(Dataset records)
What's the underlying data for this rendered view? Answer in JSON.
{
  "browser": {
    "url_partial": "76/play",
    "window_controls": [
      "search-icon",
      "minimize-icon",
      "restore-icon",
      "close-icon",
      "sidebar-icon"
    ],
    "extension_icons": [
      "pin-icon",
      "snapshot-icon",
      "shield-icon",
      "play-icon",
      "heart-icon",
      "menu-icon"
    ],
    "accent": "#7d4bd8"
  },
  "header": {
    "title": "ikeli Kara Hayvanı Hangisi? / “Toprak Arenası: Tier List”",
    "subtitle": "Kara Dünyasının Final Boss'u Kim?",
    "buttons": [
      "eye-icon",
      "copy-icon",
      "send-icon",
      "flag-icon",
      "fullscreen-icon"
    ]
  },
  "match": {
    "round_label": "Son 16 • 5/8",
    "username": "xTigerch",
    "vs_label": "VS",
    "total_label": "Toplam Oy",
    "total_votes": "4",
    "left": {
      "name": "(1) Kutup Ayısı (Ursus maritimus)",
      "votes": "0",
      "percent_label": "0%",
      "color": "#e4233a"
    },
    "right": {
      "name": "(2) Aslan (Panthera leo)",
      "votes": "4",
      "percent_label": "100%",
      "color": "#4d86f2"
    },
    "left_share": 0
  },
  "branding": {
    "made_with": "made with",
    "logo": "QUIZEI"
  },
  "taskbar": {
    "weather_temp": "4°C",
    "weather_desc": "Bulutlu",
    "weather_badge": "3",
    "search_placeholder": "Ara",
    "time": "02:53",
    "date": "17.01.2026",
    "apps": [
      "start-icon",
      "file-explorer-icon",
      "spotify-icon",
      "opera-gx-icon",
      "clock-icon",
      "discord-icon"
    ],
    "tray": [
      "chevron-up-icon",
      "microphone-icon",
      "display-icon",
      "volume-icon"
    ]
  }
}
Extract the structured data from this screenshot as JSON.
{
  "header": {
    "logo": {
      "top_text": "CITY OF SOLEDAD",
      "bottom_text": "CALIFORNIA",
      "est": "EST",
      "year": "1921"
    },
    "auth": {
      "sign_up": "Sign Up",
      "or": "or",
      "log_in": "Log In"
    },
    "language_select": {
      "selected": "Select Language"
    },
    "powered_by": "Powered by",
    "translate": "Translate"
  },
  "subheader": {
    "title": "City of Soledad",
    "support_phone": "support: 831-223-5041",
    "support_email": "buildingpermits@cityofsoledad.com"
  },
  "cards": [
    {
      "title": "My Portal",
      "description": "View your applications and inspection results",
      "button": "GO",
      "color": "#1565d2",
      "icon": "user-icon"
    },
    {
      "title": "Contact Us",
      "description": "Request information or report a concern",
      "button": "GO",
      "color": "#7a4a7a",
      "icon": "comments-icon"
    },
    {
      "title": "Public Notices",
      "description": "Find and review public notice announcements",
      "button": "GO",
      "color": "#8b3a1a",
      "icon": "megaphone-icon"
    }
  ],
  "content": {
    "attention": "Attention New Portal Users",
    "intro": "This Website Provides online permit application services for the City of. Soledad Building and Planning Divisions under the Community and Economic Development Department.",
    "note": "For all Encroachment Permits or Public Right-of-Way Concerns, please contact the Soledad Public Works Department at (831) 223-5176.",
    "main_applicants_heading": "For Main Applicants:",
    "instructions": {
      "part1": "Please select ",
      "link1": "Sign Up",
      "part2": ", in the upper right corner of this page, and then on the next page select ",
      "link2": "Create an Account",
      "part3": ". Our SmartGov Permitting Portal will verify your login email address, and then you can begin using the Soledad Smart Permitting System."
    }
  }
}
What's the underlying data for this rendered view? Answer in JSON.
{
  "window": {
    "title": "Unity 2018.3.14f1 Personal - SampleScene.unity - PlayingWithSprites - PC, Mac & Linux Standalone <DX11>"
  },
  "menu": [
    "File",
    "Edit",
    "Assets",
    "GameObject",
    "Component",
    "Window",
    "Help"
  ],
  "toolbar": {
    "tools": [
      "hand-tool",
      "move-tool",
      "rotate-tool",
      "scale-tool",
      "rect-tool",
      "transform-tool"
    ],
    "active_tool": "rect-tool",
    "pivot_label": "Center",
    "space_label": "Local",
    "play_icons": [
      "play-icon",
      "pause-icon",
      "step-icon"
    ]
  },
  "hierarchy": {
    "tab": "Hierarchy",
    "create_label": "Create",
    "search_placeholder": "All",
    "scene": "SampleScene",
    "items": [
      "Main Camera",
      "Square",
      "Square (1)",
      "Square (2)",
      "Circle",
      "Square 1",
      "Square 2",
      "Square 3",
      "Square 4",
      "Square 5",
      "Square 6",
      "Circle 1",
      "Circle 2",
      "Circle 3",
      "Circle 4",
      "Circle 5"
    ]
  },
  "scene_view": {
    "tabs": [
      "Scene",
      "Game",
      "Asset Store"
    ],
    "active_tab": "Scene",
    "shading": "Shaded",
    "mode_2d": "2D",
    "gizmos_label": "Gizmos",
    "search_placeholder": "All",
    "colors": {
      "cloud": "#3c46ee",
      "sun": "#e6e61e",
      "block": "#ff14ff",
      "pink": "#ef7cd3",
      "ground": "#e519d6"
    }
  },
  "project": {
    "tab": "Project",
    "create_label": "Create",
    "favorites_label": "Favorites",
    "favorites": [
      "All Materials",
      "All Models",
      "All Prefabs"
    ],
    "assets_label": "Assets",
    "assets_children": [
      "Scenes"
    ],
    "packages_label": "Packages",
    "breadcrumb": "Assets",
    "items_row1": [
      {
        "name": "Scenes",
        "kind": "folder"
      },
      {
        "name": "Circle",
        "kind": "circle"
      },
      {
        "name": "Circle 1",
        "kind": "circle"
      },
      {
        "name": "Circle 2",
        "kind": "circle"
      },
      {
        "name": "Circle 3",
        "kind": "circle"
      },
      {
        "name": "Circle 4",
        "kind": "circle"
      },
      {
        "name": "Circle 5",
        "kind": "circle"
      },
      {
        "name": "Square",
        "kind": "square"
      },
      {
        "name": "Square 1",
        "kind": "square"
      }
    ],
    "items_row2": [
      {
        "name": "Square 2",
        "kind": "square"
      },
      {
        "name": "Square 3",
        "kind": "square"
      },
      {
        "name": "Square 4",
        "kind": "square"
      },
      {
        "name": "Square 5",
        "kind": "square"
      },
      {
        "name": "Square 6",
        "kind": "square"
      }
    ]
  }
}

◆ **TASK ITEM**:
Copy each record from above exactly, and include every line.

◆ **OUTPUT BELOW**:
What's the underlying data for this rendered view? Answer in JSON.
{
  "browser": {
    "url_partial": "76/play",
    "window_controls": [
      "search-icon",
      "minimize-icon",
      "restore-icon",
      "close-icon",
      "sidebar-icon"
    ],
    "extension_icons": [
      "pin-icon",
      "snapshot-icon",
      "shield-icon",
      "play-icon",
      "heart-icon",
      "menu-icon"
    ],
    "accent": "#7d4bd8"
  },
  "header": {
    "title": "ikeli Kara Hayvanı Hangisi? / “Toprak Arenası: Tier List”",
    "subtitle": "Kara Dünyasının Final Boss'u Kim?",
    "buttons": [
      "eye-icon",
      "copy-icon",
      "send-icon",
      "flag-icon",
      "fullscreen-icon"
    ]
  },
  "match": {
    "round_label": "Son 16 • 5/8",
    "username": "xTigerch",
    "vs_label": "VS",
    "total_label": "Toplam Oy",
    "total_votes": "4",
    "left": {
      "name": "(1) Kutup Ayısı (Ursus maritimus)",
      "votes": "0",
      "percent_label": "0%",
      "color": "#e4233a"
    },
    "right": {
      "name": "(2) Aslan (Panthera leo)",
      "votes": "4",
      "percent_label": "100%",
      "color": "#4d86f2"
    },
    "left_share": 0
  },
  "branding": {
    "made_with": "made with",
    "logo": "QUIZEI"
  },
  "taskbar": {
    "weather_temp": "4°C",
    "weather_desc": "Bulutlu",
    "weather_badge": "3",
    "search_placeholder": "Ara",
    "time": "02:53",
    "date": "17.01.2026",
    "apps": [
      "start-icon",
      "file-explorer-icon",
      "spotify-icon",
      "opera-gx-icon",
      "clock-icon",
      "discord-icon"
    ],
    "tray": [
      "chevron-up-icon",
      "microphone-icon",
      "display-icon",
      "volume-icon"
    ]
  }
}
Extract the structured data from this screenshot as JSON.
{
  "header": {
    "logo": {
      "top_text": "CITY OF SOLEDAD",
      "bottom_text": "CALIFORNIA",
      "est": "EST",
      "year": "1921"
    },
    "auth": {
      "sign_up": "Sign Up",
      "or": "or",
      "log_in": "Log In"
    },
    "language_select": {
      "selected": "Select Language"
    },
    "powered_by": "Powered by",
    "translate": "Translate"
  },
  "subheader": {
    "title": "City of Soledad",
    "support_phone": "support: 831-223-5041",
    "support_email": "buildingpermits@cityofsoledad.com"
  },
  "cards": [
    {
      "title": "My Portal",
      "description": "View your applications and inspection results",
      "button": "GO",
      "color": "#1565d2",
      "icon": "user-icon"
    },
    {
      "title": "Contact Us",
      "description": "Request information or report a concern",
      "button": "GO",
      "color": "#7a4a7a",
      "icon": "comments-icon"
    },
    {
      "title": "Public Notices",
      "description": "Find and review public notice announcements",
      "button": "GO",
      "color": "#8b3a1a",
      "icon": "megaphone-icon"
    }
  ],
  "content": {
    "attention": "Attention New Portal Users",
    "intro": "This Website Provides online permit application services for the City of. Soledad Building and Planning Divisions under the Community and Economic Development Department.",
    "note": "For all Encroachment Permits or Public Right-of-Way Concerns, please contact the Soledad Public Works Department at (831) 223-5176.",
    "main_applicants_heading": "For Main Applicants:",
    "instructions": {
      "part1": "Please select ",
      "link1": "Sign Up",
      "part2": ", in the upper right corner of this page, and then on the next page select ",
      "link2": "Create an Account",
      "part3": ". Our SmartGov Permitting Portal will verify your login email address, and then you can begin using the Soledad Smart Permitting System."
    }
  }
}
What's the underlying data for this rendered view? Answer in JSON.
{
  "window": {
    "title": "Unity 2018.3.14f1 Personal - SampleScene.unity - PlayingWithSprites - PC, Mac & Linux Standalone <DX11>"
  },
  "menu": [
    "File",
    "Edit",
    "Assets",
    "GameObject",
    "Component",
    "Window",
    "Help"
  ],
  "toolbar": {
    "tools": [
      "hand-tool",
      "move-tool",
      "rotate-tool",
      "scale-tool",
      "rect-tool",
      "transform-tool"
    ],
    "active_tool": "rect-tool",
    "pivot_label": "Center",
    "space_label": "Local",
    "play_icons": [
      "play-icon",
      "pause-icon",
      "step-icon"
    ]
  },
  "hierarchy": {
    "tab": "Hierarchy",
    "create_label": "Create",
    "search_placeholder": "All",
    "scene": "SampleScene",
    "items": [
      "Main Camera",
      "Square",
      "Square (1)",
      "Square (2)",
      "Circle",
      "Square 1",
      "Square 2",
      "Square 3",
      "Square 4",
      "Square 5",
      "Square 6",
      "Circle 1",
      "Circle 2",
      "Circle 3",
      "Circle 4",
      "Circle 5"
    ]
  },
  "scene_view": {
    "tabs": [
      "Scene",
      "Game",
      "Asset Store"
    ],
    "active_tab": "Scene",
    "shading": "Shaded",
    "mode_2d": "2D",
    "gizmos_label": "Gizmos",
    "search_placeholder": "All",
    "colors": {
      "cloud": "#3c46ee",
      "sun": "#e6e61e",
      "block": "#ff14ff",
      "pink": "#ef7cd3",
      "ground": "#e519d6"
    }
  },
  "project": {
    "tab": "Project",
    "create_label": "Create",
    "favorites_label": "Favorites",
    "favorites": [
      "All Materials",
      "All Models",
      "All Prefabs"
    ],
    "assets_label": "Assets",
    "assets_children": [
      "Scenes"
    ],
    "packages_label": "Packages",
    "breadcrumb": "Assets",
    "items_row1": [
      {
        "name": "Scenes",
        "kind": "folder"
      },
      {
        "name": "Circle",
        "kind": "circle"
      },
      {
        "name": "Circle 1",
        "kind": "circle"
      },
      {
        "name": "Circle 2",
        "kind": "circle"
      },
      {
        "name": "Circle 3",
        "kind": "circle"
      },
      {
        "name": "Circle 4",
        "kind": "circle"
      },
      {
        "name": "Circle 5",
        "kind": "circle"
      },
      {
        "name": "Square",
        "kind": "square"
      },
      {
        "name": "Square 1",
        "kind": "square"
      }
    ],
    "items_row2": [
      {
        "name": "Square 2",
        "kind": "square"
      },
      {
        "name": "Square 3",
        "kind": "square"
      },
      {
        "name": "Square 4",
        "kind": "square"
      },
      {
        "name": "Square 5",
        "kind": "square"
      },
      {
        "name": "Square 6",
        "kind": "square"
      }
    ]
  }
}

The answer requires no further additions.